When trying to build teamwork, don’t forget that everyone has an opinion. Oftentimes, the thoughts, ideas and suggestions that arise through team discussions can be helpful. Listen to and learn from your team, involve them in decision making, ask for their input, and embrace the reality that teamwork can often be better than “my way or the highway!”

2. Being all about the numbers
Make no mistake about it, numbers do matter and the bottom line is important, but it’s not the final measurement. The very best teamwork (strategies, goals, planning and effort) doesn’t always produce the expected results. Numbers become a problem when a leader puts so much focus on them that he or she forgets about the importance of the team – the people who are making those numbers happen. People matter more than numbers, and forgetting that fact destroys teamwork.

3. Talking without listening
If no one else can get a word in or share an opinion, there is no teamwork. A leader destroys the opportunity to build future leaders if he or she is always talking and never listening. If people are never heard, they will soon cease to share things that matter.

4. Changing things just for the sake of changing things
Change is good and sometimes necessary. But it must be based on a specific outcome. Any leader who takes this to another level by changing things just to let you know they’re in charge doesn’t really understand teamwork. Operating as a team requires a leader to explain why change is necessary, move carefully through the process, and be willing to admit that what the team is saying sometimes makes perfect sense. Failure to survey the impact, timing and necessity of change destroys teamwork. Get everyone on board before any change takes place.

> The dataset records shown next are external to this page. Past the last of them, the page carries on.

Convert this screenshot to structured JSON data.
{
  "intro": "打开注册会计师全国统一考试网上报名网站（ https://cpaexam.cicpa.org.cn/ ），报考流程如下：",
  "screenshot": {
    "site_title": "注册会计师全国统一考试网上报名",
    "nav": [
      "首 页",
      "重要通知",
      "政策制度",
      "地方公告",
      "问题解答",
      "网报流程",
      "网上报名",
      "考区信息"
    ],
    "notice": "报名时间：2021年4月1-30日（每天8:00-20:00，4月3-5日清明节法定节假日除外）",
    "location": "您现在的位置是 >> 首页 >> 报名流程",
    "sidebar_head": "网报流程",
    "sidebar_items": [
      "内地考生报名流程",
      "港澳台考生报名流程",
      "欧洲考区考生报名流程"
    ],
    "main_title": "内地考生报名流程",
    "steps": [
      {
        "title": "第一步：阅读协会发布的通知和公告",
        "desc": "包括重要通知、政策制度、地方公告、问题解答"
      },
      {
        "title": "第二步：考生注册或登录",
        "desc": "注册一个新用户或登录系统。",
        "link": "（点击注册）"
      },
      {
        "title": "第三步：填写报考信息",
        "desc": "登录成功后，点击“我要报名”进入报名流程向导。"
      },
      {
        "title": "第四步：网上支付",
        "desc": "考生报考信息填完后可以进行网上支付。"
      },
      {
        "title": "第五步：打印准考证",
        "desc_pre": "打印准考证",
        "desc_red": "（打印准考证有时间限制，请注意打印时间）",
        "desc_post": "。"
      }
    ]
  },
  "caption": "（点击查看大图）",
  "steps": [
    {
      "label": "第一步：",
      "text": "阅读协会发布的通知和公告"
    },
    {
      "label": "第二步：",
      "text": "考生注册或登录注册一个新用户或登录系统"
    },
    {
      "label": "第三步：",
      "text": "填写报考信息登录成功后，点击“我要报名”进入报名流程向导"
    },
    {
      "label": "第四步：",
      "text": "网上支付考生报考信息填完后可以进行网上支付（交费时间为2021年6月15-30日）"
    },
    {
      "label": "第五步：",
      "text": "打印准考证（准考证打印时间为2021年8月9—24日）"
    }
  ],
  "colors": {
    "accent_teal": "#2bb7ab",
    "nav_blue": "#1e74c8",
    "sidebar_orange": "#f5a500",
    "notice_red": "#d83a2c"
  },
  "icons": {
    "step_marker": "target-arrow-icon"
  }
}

5. Micro-managingThe quickest way to destroy a team is to micro-manage every decision, action and assignment. Team members know the difference between being given a responsibility, and being handed a predetermined to-do list. Leaders who care more about things being done exactly their way destroy the notion of teamwork. Are you really interested in building a team? Remember the word of Dr. John Maxwell: “People don’t care how much you know until they know how much you care.”

Pat Pajak leads IBSA’s church strengthening team.